Thursday, October 09, 2008

Nature using Creative Commons license for genome papers

A new paper that just came out by friends and colleeagues of mine from my days at TIGR (Comparative genomics of the neglected human malaria parasite : Plasmodium vivax) reminded me I wanted to blog about how it is a good thing that Nature is using a Creative Commons License for some (maybe all) genome sequencing papers they publish (at least in the main Nature journal). They do not use the fully open CC license that PLoS/BMC use but hey, it is better than many other journals who claim they are making this "Open."

The license they use is
"This article is distributed under the terms of the Creative Commons Attribution-Non-Commercial-Share Alike licence (, which permits distribution, and reproduction in any medium, provided the original author and source are credited.
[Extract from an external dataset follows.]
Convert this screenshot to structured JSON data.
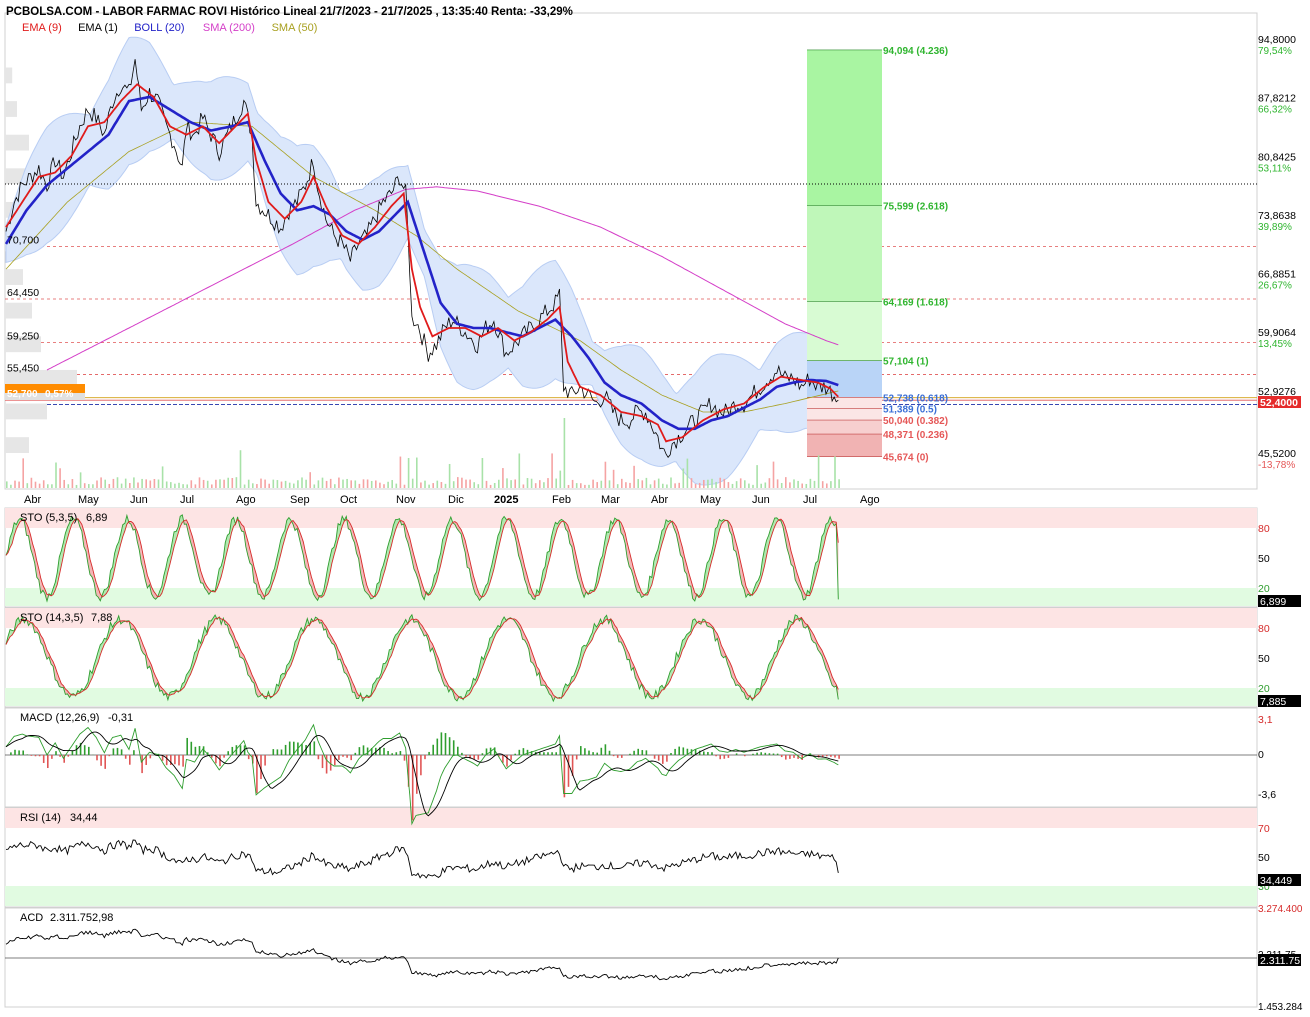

This licence does not permit commercial exploitation, and derivative works must be licensed under the same or similar licence."
Too bad they do not do this for all the papers they publish. Maybe Chris Gunter can convince them to do that even though she is now at Hudson Alpha. I think when she was at Nature she helped convince them to do this for genome papers.
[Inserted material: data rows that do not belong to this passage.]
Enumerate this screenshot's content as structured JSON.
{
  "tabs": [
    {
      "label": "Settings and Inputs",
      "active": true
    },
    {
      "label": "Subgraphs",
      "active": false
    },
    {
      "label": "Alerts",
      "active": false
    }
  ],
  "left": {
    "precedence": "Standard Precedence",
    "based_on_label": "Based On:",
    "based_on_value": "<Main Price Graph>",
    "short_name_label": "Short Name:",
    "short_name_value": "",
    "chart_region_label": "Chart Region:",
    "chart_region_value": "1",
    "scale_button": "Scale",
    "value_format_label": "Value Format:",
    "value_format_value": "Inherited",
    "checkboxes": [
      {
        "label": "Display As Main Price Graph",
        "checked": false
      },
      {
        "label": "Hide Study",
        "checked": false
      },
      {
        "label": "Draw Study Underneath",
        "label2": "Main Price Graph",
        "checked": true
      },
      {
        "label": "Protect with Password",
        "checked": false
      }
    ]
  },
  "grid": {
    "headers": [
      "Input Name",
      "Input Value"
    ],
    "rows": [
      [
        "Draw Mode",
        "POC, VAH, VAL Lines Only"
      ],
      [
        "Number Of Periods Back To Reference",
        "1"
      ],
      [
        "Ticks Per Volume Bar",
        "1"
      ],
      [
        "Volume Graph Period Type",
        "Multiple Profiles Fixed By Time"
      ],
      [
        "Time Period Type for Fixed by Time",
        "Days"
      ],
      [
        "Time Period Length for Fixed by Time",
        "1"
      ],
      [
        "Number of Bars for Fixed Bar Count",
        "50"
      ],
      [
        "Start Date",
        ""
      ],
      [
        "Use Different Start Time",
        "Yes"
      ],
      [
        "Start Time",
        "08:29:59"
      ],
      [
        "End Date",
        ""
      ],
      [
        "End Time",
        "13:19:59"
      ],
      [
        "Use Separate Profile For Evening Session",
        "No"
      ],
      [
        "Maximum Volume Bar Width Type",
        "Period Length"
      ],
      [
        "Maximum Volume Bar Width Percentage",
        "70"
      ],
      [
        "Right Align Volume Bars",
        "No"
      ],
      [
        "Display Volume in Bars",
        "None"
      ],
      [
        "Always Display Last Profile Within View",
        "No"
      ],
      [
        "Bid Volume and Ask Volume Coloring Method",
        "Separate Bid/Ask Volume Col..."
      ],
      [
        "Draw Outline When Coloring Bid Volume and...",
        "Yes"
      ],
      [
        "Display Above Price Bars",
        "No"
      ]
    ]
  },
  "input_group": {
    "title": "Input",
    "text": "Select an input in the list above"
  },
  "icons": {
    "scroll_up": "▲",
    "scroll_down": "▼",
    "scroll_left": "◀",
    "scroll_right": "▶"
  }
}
  1. I think they making all of their genomes papers freely available. They announced this here a while back (I'm guessing you saw it). Does this differ from the creative commons licence?
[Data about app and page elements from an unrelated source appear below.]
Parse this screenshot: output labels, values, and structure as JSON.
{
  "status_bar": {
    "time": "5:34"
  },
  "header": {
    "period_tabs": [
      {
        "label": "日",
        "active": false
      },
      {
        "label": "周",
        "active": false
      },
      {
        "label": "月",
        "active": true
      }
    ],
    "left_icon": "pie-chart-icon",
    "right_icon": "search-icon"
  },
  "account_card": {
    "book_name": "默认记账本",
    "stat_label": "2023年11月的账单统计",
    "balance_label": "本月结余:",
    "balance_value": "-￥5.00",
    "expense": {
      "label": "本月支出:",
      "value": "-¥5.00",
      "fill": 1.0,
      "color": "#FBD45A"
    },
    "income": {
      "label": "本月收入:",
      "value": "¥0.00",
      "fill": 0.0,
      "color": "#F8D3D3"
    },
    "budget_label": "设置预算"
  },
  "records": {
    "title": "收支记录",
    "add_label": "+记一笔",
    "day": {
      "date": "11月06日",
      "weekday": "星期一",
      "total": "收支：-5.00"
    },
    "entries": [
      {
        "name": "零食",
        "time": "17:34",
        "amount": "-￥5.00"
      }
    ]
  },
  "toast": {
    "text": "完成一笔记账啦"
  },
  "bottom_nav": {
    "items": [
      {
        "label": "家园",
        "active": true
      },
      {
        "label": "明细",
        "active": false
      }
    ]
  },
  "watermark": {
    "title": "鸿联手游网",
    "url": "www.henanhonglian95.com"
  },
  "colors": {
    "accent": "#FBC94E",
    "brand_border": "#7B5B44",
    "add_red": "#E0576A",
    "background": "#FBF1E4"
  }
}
    Graham Coop

  2. seems like that is when they switched to cc licenses

  3. I think this policy applies across all Nature publications, as our recent paper in Nature Genetics on comparative resequencing of Typhi genomes is freely available under the CC license.